The following passages are different versions of the same life event based on scenarios you have described to your memory rehabilitation professional in past consultations. While paying close attention to the underlined key words, circle the number of the narratives that seem most familiar to you or appear to be closest to what might have been the actual occurrence.

1. Christmas Day. You are 10. Dad is drunk. Your younger Brother, who is 3, is coloring the book he was gifted that morning on the living room carpet. Mom is, referring to Dad, quote, "Tired of this shit." Dad rises from his recliner, crosses the room, stepping over Brother, and slaps Mom across the face. You begin to cry, and your thoughts go to the .45 under the couch cushions. Dad proceeds to strike Mom as she holds her hands up, and they retreat screaming into the kitchen. You pick up the phone and call your Grandfather. He says he doesn't want to get involved.

2. Christmas Day. You don't feel 10, but older. Dad is drunk, and is helping Brother, who is 3 and often called "not my son," to color within the lines. Mom politely asks how someone could disappear for five hours after saying they're stepping out for "some fresh air," and then reappear without the ability to walk. Dad smiles and kindly explains that he felt a panic attack coming on and needed to get away for a while, visiting his brother while out. Mom smiles in reply. You shift on the couch, the weight of the .45 underneath the cushion hoisting your right leg an inch higher above your left.

3. Christmas Day. You feel much younger than 10. Dad is sober, and is reclining while watching television personalities rejoice in the Lord Almighty. Occasionally he will bellow "Amen" at the men on screen. Brother is asking Dad questions about rapture, and is concerned he's not a good enough kid to be taken "up to heaven." Mom is drunk and interjects, saying, "Neither of you boys are going to hell; I'd go in your place." Dad's face flickers red, and he tells her not to say anything like that again. You watch the speed at which his expression changes, and you are reminded of the speed that a .45 slug leaves the barrel.

4. Christmas Day. You are 30, and know what is about to happen. Dad is drunk and sits down in his recliner, announcing, "Well, I've done my good deed for the day." Brother, who can count to 3, has chosen a different colored crayon for each member of the family and has set them aside to draw a portrait later.
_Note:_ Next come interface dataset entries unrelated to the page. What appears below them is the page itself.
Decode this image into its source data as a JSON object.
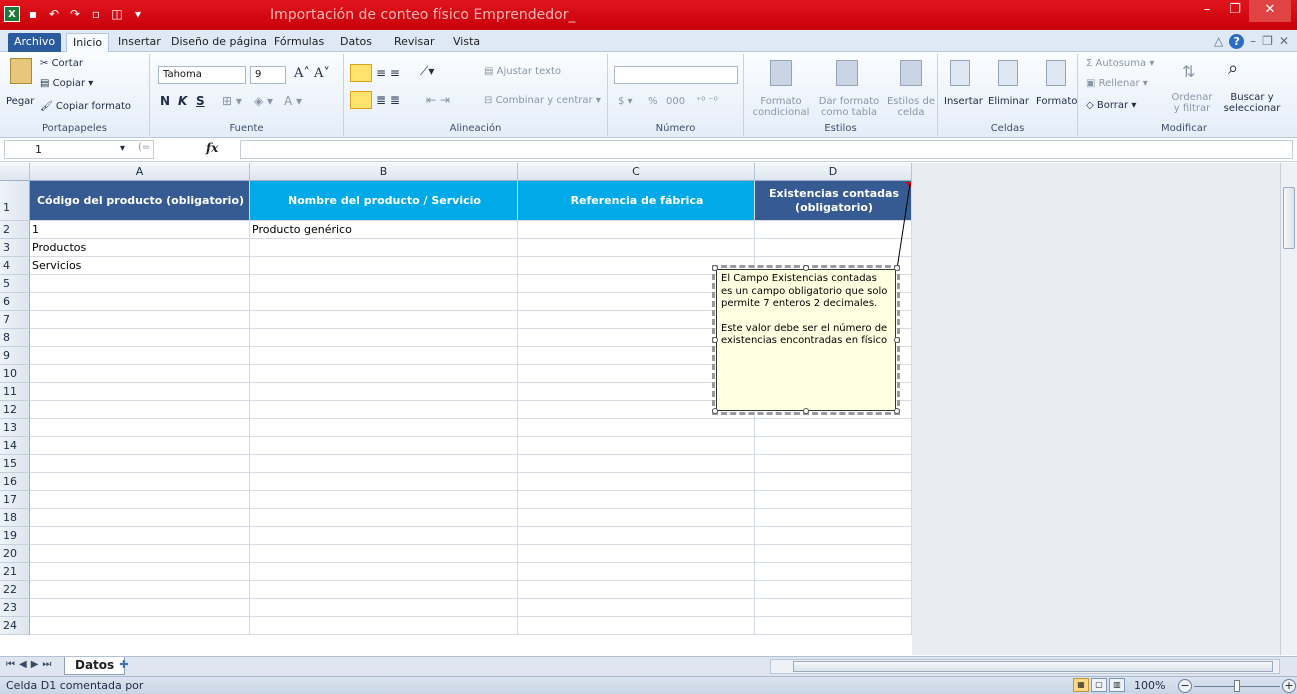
{
  "window": {
    "title": "Importación de conteo físico Emprendedor_",
    "colors": {
      "titlebar": "#d40b14",
      "header_dark": "#365a92",
      "header_light": "#00a9e8",
      "comment_bg": "#ffffe1"
    }
  },
  "ribbon": {
    "tabs": [
      "Archivo",
      "Inicio",
      "Insertar",
      "Diseño de página",
      "Fórmulas",
      "Datos",
      "Revisar",
      "Vista"
    ],
    "active_tab": "Inicio",
    "clipboard": {
      "paste": "Pegar",
      "cut": "Cortar",
      "copy": "Copiar ▾",
      "format_painter": "Copiar formato",
      "label": "Portapapeles"
    },
    "font": {
      "name": "Tahoma",
      "size": "9",
      "bold": "N",
      "italic": "K",
      "underline": "S",
      "label": "Fuente"
    },
    "alignment": {
      "wrap": "Ajustar texto",
      "merge": "Combinar y centrar",
      "label": "Alineación"
    },
    "number": {
      "currency": "$",
      "percent": "%",
      "thousands": "000",
      "label": "Número"
    },
    "styles": {
      "conditional": "Formato condicional",
      "as_table": "Dar formato como tabla",
      "cell_styles": "Estilos de celda",
      "label": "Estilos"
    },
    "cells": {
      "insert": "Insertar",
      "delete": "Eliminar",
      "format": "Formato",
      "label": "Celdas"
    },
    "editing": {
      "autosum": "Autosuma",
      "fill": "Rellenar",
      "clear": "Borrar",
      "sort": "Ordenar y filtrar",
      "find": "Buscar y seleccionar",
      "label": "Modificar"
    }
  },
  "formula_bar": {
    "name_box": "1",
    "fx": "fx",
    "value": ""
  },
  "sheet": {
    "columns": [
      "A",
      "B",
      "C",
      "D"
    ],
    "headers": [
      "Código del producto (obligatorio)",
      "Nombre del producto / Servicio",
      "Referencia de fábrica",
      "Existencias contadas (obligatorio)"
    ],
    "rows": [
      {
        "n": "2",
        "cells": [
          "1",
          "Producto genérico",
          "",
          ""
        ]
      },
      {
        "n": "3",
        "cells": [
          "Productos",
          "",
          "",
          ""
        ]
      },
      {
        "n": "4",
        "cells": [
          "Servicios",
          "",
          "",
          ""
        ]
      },
      {
        "n": "5",
        "cells": [
          "",
          "",
          "",
          ""
        ]
      },
      {
        "n": "6",
        "cells": [
          "",
          "",
          "",
          ""
        ]
      },
      {
        "n": "7",
        "cells": [
          "",
          "",
          "",
          ""
        ]
      },
      {
        "n": "8",
        "cells": [
          "",
          "",
          "",
          ""
        ]
      },
      {
        "n": "9",
        "cells": [
          "",
          "",
          "",
          ""
        ]
      },
      {
        "n": "10",
        "cells": [
          "",
          "",
          "",
          ""
        ]
      },
      {
        "n": "11",
        "cells": [
          "",
          "",
          "",
          ""
        ]
      },
      {
        "n": "12",
        "cells": [
          "",
          "",
          "",
          ""
        ]
      },
      {
        "n": "13",
        "cells": [
          "",
          "",
          "",
          ""
        ]
      },
      {
        "n": "14",
        "cells": [
          "",
          "",
          "",
          ""
        ]
      },
      {
        "n": "15",
        "cells": [
          "",
          "",
          "",
          ""
        ]
      },
      {
        "n": "16",
        "cells": [
          "",
          "",
          "",
          ""
        ]
      },
      {
        "n": "17",
        "cells": [
          "",
          "",
          "",
          ""
        ]
      },
      {
        "n": "18",
        "cells": [
          "",
          "",
          "",
          ""
        ]
      },
      {
        "n": "19",
        "cells": [
          "",
          "",
          "",
          ""
        ]
      },
      {
        "n": "20",
        "cells": [
          "",
          "",
          "",
          ""
        ]
      },
      {
        "n": "21",
        "cells": [
          "",
          "",
          "",
          ""
        ]
      },
      {
        "n": "22",
        "cells": [
          "",
          "",
          "",
          ""
        ]
      },
      {
        "n": "23",
        "cells": [
          "",
          "",
          "",
          ""
        ]
      },
      {
        "n": "24",
        "cells": [
          "",
          "",
          "",
          ""
        ]
      }
    ],
    "comment": {
      "para1": "El Campo Existencias contadas es un campo obligatorio que solo permite 7 enteros 2 decimales.",
      "para2": "Este valor debe ser el número de existencias encontradas en físico"
    },
    "sheet_tab": "Datos"
  },
  "status_bar": {
    "message": "Celda D1 comentada por",
    "zoom": "100%"
  }
}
Mom opens her mouth to begin her argument. You draw the .45 from under the couch cushion and fire two rounds into Dad's face.

5. Christmas Day. You are unsure of your age. Dad has been gone for several hours and will not return until morning. You are sitting beside Brother on the living room carpet, and he's holding up 3 fingers, pretending to be a genie. He says that you have 3 wishes. You are thinking of who is supposed to shoot prowlers if Dad isn't home. You can hear Mom sobbing and smoking in the kitchen, speaking on the phone to your Grandfather. You ask Brother to first tell you what his wishes would be. He says he only has 2: For Mom to never cry again and for Dad to stay out in the fresh air forever.

6. It could be Christmas Day, but it is also every other day before and after. You are every age between 10 and up until now, on any one of those days. Dad is dead after mixing two palms of tranquilizers with a 24-pack while hunting a coma. Brother has stepped over the anger he lived among as a child and doesn't understand why you broke a bottle over the head of a biker in that bar parking lot after the man struck his girlfriend. The last thing Mom says to you is, "What's Wrong?" before choking to death on the fluid in her lungs. You are drunk, and enter the Warsaw Baptist Cemetery at 3 AM. It takes you awhile to find your Dad's gravestone as you were not at the funeral. You draw the .45 from your waistband and stray toward the grave, firing twelve times. The inscribed doves on the marble explode, but do not bleed.